We’re tracking down InVision users inside the world’s most amazing companies to discover their favorite tools, inspirations, workspace must-haves, and the philosophy behind what makes them so awesome. Today, we’re talking to Fran Merino, Design Director at Fjord, part of Accenture Interactive. We chatted to Fran about leaving a legacy, being a life-long student, and the need for time.
Hi Fran, thanks for taking the time to chat with us. Tell us a little bit about Fjord and your role there.
Fjord is a global service design consultancy that has been pioneering service design since we opened our doors in 2001. Together with our clients, we’ve created services that make millions of people’s lives a little better every day. We make complex systems simple and elegant. Our first office was opened in London, but now we’re in 10 cities around the world – we like to say that we have 10 offices, but only one door. I’m a Design Director at the Stockholm studio.
One of my favorite things about InVision is that you can feel that there are people behind the service.
One of our guiding principles at Fjord is “design for the heart”. We want to create services that people will fall in love with. And we’ve found that falling in love with a service is just like falling in love with a romantic partner. It starts with matchmaking: You find a product that is relevant to your interests and meets the needs you have. Then comes dating: You go and meet the service, ask it questions, and see what it’s like. The third stage – and this is the most important stage – is true love: You decide if this is a product that adds value to your life and that you’ll want to use over a long period of time. We’re looking to foster loyal users and create services that become life companions. Just as with a human partner, we want users to feel they can rely on the services we build.
And how does InVision fit into your process of creating products people can fall in love with?
Many of our clients have become familiar with InVision, as it’s one of the solutions and applications we use to help us better communicate our designs. Personally one of my favorite things about InVision is that you can feel that there are people behind the service. Things are being changed or upgraded every week. You can see the improvement over time, and every change is communicated well.
If you could change one thing about how the design industry functions today, what would it be?
Digital products rely on your eyes alone to tell you everything about how a product works.
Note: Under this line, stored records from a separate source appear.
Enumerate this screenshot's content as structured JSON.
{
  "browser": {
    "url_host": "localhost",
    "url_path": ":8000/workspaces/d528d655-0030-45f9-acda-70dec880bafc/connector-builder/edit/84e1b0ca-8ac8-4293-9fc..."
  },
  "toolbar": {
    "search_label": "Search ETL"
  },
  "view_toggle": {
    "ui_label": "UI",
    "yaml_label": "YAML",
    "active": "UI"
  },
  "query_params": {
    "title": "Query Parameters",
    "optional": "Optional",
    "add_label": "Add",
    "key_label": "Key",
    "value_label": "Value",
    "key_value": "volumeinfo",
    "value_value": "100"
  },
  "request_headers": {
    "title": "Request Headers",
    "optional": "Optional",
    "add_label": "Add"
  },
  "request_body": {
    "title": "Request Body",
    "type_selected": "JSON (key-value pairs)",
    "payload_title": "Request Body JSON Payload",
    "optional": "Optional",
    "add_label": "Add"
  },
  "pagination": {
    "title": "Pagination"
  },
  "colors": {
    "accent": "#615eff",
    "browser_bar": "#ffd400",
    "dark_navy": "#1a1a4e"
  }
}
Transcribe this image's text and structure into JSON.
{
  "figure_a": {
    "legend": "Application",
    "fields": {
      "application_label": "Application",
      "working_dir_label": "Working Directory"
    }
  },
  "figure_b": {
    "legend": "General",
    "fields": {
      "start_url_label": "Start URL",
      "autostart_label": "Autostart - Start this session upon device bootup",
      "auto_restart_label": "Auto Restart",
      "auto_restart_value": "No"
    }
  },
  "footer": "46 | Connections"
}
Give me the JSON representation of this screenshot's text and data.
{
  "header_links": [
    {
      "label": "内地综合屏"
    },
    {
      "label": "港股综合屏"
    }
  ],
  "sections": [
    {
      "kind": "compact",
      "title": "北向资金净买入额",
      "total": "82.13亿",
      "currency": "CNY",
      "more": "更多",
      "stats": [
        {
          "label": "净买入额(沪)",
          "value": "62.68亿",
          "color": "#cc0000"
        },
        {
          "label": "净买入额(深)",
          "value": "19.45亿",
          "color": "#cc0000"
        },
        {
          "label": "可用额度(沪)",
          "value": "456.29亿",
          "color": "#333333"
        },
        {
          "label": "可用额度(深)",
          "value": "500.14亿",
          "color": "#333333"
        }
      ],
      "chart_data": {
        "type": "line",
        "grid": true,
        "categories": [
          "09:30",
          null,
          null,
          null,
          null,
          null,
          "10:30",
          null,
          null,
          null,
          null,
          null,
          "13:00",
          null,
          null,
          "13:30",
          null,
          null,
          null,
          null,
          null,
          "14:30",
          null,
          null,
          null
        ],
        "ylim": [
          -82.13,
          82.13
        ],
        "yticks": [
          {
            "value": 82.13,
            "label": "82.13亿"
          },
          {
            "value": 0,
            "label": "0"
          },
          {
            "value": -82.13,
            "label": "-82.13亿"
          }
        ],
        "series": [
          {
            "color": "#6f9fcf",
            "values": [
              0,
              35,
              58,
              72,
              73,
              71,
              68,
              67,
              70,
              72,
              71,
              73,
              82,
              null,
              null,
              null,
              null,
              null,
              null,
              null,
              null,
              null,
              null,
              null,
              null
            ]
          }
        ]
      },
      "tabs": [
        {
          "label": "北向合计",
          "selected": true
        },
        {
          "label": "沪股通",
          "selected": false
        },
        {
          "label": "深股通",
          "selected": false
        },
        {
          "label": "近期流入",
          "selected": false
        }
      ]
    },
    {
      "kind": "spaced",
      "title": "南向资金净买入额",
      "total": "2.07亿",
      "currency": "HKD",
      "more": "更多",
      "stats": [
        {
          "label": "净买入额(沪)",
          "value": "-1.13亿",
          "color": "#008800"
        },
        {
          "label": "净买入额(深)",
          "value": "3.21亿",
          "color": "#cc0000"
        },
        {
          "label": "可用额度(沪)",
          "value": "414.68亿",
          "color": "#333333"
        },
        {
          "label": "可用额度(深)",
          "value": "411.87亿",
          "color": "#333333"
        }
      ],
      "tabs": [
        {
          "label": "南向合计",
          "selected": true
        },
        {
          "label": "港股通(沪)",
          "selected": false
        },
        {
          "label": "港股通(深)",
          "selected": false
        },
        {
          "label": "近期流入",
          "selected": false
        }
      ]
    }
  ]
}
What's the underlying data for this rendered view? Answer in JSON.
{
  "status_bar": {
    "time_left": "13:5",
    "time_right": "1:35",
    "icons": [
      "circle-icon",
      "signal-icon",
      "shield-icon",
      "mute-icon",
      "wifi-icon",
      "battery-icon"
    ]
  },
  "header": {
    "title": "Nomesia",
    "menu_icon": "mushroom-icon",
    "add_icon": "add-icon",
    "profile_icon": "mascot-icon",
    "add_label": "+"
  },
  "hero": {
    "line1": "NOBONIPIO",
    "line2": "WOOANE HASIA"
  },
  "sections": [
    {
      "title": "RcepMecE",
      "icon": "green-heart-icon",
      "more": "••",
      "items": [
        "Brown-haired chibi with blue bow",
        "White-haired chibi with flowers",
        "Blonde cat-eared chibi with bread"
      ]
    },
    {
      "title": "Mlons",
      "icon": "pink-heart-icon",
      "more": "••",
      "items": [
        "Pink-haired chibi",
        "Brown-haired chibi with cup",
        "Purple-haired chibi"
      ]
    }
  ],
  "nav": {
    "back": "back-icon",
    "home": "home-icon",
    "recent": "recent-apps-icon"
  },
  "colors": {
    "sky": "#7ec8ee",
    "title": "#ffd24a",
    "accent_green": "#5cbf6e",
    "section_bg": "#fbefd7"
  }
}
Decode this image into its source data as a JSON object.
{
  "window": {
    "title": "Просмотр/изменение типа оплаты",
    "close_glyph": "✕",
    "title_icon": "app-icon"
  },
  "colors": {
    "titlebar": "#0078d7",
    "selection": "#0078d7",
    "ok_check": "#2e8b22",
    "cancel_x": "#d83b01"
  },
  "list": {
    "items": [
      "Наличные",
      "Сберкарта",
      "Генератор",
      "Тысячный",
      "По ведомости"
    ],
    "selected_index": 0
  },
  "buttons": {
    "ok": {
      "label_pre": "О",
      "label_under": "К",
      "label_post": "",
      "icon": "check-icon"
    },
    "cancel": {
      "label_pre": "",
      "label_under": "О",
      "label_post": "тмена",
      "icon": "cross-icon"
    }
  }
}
We designers need true discipline in order to craft simple, useful products that delight our users. For that reason, I’d like to have more time for design. Time to think twice. Time to approach a problem from two or three directions. The market is super-fast these days. We’re simply not used to factoring time into the equation.
I don’t think we acknowledge the importance of visuals enough. I’d like to give visual design a more prominent place in the creation process.
What do you see as the future of technology, design, and our role within it? Is the role of designer breathing its last?
I don’t think so. I hope not. No matter what happens, technology cannot replace the human mind. I think we will interact with technology in a very different way, but I don’t think design will ever disappear. Design goes beyond the technology. It’s a way of thinking about our surroundings.
What sort of legacy do you want to leave for the design world?
I recall seeing a study that claimed that 94% of first impressions are design-related. When it comes to user perception, visual appeal is more important than usability. Despite this, I don’t think we acknowledge the importance of visuals enough. I’d like to give visual design a more prominent place in the creation process.
A great "visual" service design process consists of many things. It is the successful combination of design elements that make a compelling, engaging, and intuitive product. We have to take away labels like "good" or "bad". This is design, not art. That’s what I would love to give to the design world.
Can you remember the first thing you designed that you were proud of?
I designed a medal for a swimming competition when I was 11 years old. My father was the president of the club, and he asked me to design it. I’ll admit, because I was only 11, he helped me a bit with the drawing and composition of it.
As designers, we have to look at our work through the eyes of 100 different people.
Funnily enough, I then swam in that competition and won one of those medals. Years later, I found the medal in a box. The great thing about it is that I can hold it in my hands. I can feel the weight of it, the texture. I can hold this piece of my life in my hands, something that represents me as a designer. This medal – that I designed when I was 11 and before I had any idea how my life would turn out – will outlive me. To me, that’s very special.
What was the best piece of advice ever given to you?
I remember hearing the phrase "Jack of all trades, master of none." Many people see it to be a bad thing, but to me, it has always held a positive meaning. The way I look at it, it means you can become a lifelong student and experience as much as possible about the world around you. Learn as widely as you can. You don’t have to be stuck in just one field.
And finally, in your opinion, what makes a great designer?
A great designer has to be flexible and empathetic. As designers, we have to look at our work through the eyes of 100 different people. You have to be a 12-year-old kid and then a 60-year-old woman. You need that fluidity, that ability to play those roles. I think that’s the key to great, user-centered products."Design for the heart. Create services people will fall in love with."
Photography by Klara G/Söderberg Agentur AB